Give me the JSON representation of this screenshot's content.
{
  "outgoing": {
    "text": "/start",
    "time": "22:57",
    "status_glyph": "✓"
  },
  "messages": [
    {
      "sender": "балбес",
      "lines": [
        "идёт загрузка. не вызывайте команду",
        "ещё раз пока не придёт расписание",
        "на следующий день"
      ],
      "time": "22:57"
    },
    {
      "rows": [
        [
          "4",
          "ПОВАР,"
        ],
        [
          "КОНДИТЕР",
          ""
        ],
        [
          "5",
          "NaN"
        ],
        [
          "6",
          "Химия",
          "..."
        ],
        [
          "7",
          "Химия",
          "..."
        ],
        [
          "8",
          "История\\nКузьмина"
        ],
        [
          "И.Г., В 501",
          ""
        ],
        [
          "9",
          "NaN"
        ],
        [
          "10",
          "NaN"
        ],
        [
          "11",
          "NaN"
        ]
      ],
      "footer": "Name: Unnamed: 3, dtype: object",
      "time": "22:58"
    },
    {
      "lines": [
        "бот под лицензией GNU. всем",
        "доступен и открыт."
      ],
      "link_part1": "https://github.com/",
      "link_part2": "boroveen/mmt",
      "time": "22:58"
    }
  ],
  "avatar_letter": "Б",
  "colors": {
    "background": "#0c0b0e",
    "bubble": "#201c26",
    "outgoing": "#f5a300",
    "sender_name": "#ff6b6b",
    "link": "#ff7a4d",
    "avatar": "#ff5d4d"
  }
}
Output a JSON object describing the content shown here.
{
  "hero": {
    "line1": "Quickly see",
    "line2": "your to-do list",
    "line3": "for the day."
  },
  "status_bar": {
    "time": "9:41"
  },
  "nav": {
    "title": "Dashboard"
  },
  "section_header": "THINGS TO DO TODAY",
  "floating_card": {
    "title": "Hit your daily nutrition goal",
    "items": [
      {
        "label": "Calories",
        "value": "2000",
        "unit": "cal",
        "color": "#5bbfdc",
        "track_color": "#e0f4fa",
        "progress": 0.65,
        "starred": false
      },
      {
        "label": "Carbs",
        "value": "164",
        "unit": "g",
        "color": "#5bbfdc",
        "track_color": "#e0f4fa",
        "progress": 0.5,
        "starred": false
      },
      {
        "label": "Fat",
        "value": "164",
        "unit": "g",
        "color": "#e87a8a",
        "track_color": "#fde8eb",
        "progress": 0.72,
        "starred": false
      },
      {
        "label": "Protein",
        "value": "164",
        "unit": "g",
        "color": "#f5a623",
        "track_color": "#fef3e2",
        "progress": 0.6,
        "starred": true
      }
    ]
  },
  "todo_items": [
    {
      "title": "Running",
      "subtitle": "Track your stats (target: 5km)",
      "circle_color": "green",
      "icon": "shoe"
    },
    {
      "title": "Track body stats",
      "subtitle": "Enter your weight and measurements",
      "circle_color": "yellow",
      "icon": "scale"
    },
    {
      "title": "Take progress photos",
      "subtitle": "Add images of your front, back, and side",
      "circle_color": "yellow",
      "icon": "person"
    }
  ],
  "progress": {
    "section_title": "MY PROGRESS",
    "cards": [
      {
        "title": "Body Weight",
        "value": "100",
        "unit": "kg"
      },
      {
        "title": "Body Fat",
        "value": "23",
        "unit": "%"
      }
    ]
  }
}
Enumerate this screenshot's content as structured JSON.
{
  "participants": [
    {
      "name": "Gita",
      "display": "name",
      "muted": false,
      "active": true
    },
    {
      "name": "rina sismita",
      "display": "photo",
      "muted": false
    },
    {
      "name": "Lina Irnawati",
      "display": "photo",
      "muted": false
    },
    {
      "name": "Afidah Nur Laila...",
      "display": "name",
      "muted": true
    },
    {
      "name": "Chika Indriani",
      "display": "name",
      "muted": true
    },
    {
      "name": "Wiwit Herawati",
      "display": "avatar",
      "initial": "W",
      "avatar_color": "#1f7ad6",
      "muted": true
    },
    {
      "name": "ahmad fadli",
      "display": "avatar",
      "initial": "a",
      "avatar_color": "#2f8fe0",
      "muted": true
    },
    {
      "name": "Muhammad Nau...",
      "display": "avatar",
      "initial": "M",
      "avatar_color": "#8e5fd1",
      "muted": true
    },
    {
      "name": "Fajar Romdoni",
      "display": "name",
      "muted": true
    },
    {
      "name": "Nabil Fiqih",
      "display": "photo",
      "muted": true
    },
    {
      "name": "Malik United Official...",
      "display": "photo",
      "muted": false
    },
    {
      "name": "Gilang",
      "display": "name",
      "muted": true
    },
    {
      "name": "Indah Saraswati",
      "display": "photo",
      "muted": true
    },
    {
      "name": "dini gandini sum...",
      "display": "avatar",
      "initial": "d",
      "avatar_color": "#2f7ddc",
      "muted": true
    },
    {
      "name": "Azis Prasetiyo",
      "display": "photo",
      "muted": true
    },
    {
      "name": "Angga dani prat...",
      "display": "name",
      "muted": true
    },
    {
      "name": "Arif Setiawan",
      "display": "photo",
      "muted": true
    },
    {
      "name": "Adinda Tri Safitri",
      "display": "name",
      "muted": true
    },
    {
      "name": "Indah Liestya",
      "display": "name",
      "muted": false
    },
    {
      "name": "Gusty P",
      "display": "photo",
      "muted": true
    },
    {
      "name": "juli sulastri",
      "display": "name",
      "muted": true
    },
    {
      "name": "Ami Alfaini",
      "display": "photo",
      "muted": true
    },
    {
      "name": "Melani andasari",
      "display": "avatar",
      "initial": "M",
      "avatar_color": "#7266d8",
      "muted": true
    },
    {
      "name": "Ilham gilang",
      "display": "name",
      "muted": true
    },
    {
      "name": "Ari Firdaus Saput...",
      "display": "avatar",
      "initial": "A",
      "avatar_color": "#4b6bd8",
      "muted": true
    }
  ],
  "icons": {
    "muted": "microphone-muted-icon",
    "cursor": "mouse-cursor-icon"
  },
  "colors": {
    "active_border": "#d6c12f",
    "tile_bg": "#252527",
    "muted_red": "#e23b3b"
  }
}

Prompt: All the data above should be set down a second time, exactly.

Answer box:
Give me the JSON representation of this screenshot's content.
{
  "outgoing": {
    "text": "/start",
    "time": "22:57",
    "status_glyph": "✓"
  },
  "messages": [
    {
      "sender": "балбес",
      "lines": [
        "идёт загрузка. не вызывайте команду",
        "ещё раз пока не придёт расписание",
        "на следующий день"
      ],
      "time": "22:57"
    },
    {
      "rows": [
        [
          "4",
          "ПОВАР,"
        ],
        [
          "КОНДИТЕР",
          ""
        ],
        [
          "5",
          "NaN"
        ],
        [
          "6",
          "Химия",
          "..."
        ],
        [
          "7",
          "Химия",
          "..."
        ],
        [
          "8",
          "История\\nКузьмина"
        ],
        [
          "И.Г., В 501",
          ""
        ],
        [
          "9",
          "NaN"
        ],
        [
          "10",
          "NaN"
        ],
        [
          "11",
          "NaN"
        ]
      ],
      "footer": "Name: Unnamed: 3, dtype: object",
      "time": "22:58"
    },
    {
      "lines": [
        "бот под лицензией GNU. всем",
        "доступен и открыт."
      ],
      "link_part1": "https://github.com/",
      "link_part2": "boroveen/mmt",
      "time": "22:58"
    }
  ],
  "avatar_letter": "Б",
  "colors": {
    "background": "#0c0b0e",
    "bubble": "#201c26",
    "outgoing": "#f5a300",
    "sender_name": "#ff6b6b",
    "link": "#ff7a4d",
    "avatar": "#ff5d4d"
  }
}
Output a JSON object describing the content shown here.
{
  "hero": {
    "line1": "Quickly see",
    "line2": "your to-do list",
    "line3": "for the day."
  },
  "status_bar": {
    "time": "9:41"
  },
  "nav": {
    "title": "Dashboard"
  },
  "section_header": "THINGS TO DO TODAY",
  "floating_card": {
    "title": "Hit your daily nutrition goal",
    "items": [
      {
        "label": "Calories",
        "value": "2000",
        "unit": "cal",
        "color": "#5bbfdc",
        "track_color": "#e0f4fa",
        "progress": 0.65,
        "starred": false
      },
      {
        "label": "Carbs",
        "value": "164",
        "unit": "g",
        "color": "#5bbfdc",
        "track_color": "#e0f4fa",
        "progress": 0.5,
        "starred": false
      },
      {
        "label": "Fat",
        "value": "164",
        "unit": "g",
        "color": "#e87a8a",
        "track_color": "#fde8eb",
        "progress": 0.72,
        "starred": false
      },
      {
        "label": "Protein",
        "value": "164",
        "unit": "g",
        "color": "#f5a623",
        "track_color": "#fef3e2",
        "progress": 0.6,
        "starred": true
      }
    ]
  },
  "todo_items": [
    {
      "title": "Running",
      "subtitle": "Track your stats (target: 5km)",
      "circle_color": "green",
      "icon": "shoe"
    },
    {
      "title": "Track body stats",
      "subtitle": "Enter your weight and measurements",
      "circle_color": "yellow",
      "icon": "scale"
    },
    {
      "title": "Take progress photos",
      "subtitle": "Add images of your front, back, and side",
      "circle_color": "yellow",
      "icon": "person"
    }
  ],
  "progress": {
    "section_title": "MY PROGRESS",
    "cards": [
      {
        "title": "Body Weight",
        "value": "100",
        "unit": "kg"
      },
      {
        "title": "Body Fat",
        "value": "23",
        "unit": "%"
      }
    ]
  }
}
Enumerate this screenshot's content as structured JSON.
{
  "participants": [
    {
      "name": "Gita",
      "display": "name",
      "muted": false,
      "active": true
    },
    {
      "name": "rina sismita",
      "display": "photo",
      "muted": false
    },
    {
      "name": "Lina Irnawati",
      "display": "photo",
      "muted": false
    },
    {
      "name": "Afidah Nur Laila...",
      "display": "name",
      "muted": true
    },
    {
      "name": "Chika Indriani",
      "display": "name",
      "muted": true
    },
    {
      "name": "Wiwit Herawati",
      "display": "avatar",
      "initial": "W",
      "avatar_color": "#1f7ad6",
      "muted": true
    },
    {
      "name": "ahmad fadli",
      "display": "avatar",
      "initial": "a",
      "avatar_color": "#2f8fe0",
      "muted": true
    },
    {
      "name": "Muhammad Nau...",
      "display": "avatar",
      "initial": "M",
      "avatar_color": "#8e5fd1",
      "muted": true
    },
    {
      "name": "Fajar Romdoni",
      "display": "name",
      "muted": true
    },
    {
      "name": "Nabil Fiqih",
      "display": "photo",
      "muted": true
    },
    {
      "name": "Malik United Official...",
      "display": "photo",
      "muted": false
    },
    {
      "name": "Gilang",
      "display": "name",
      "muted": true
    },
    {
      "name": "Indah Saraswati",
      "display": "photo",
      "muted": true
    },
    {
      "name": "dini gandini sum...",
      "display": "avatar",
      "initial": "d",
      "avatar_color": "#2f7ddc",
      "muted": true
    },
    {
      "name": "Azis Prasetiyo",
      "display": "photo",
      "muted": true
    },
    {
      "name": "Angga dani prat...",
      "display": "name",
      "muted": true
    },
    {
      "name": "Arif Setiawan",
      "display": "photo",
      "muted": true
    },
    {
      "name": "Adinda Tri Safitri",
      "display": "name",
      "muted": true
    },
    {
      "name": "Indah Liestya",
      "display": "name",
      "muted": false
    },
    {
      "name": "Gusty P",
      "display": "photo",
      "muted": true
    },
    {
      "name": "juli sulastri",
      "display": "name",
      "muted": true
    },
    {
      "name": "Ami Alfaini",
      "display": "photo",
      "muted": true
    },
    {
      "name": "Melani andasari",
      "display": "avatar",
      "initial": "M",
      "avatar_color": "#7266d8",
      "muted": true
    },
    {
      "name": "Ilham gilang",
      "display": "name",
      "muted": true
    },
    {
      "name": "Ari Firdaus Saput...",
      "display": "avatar",
      "initial": "A",
      "avatar_color": "#4b6bd8",
      "muted": true
    }
  ],
  "icons": {
    "muted": "microphone-muted-icon",
    "cursor": "mouse-cursor-icon"
  },
  "colors": {
    "active_border": "#d6c12f",
    "tile_bg": "#252527",
    "muted_red": "#e23b3b"
  }
}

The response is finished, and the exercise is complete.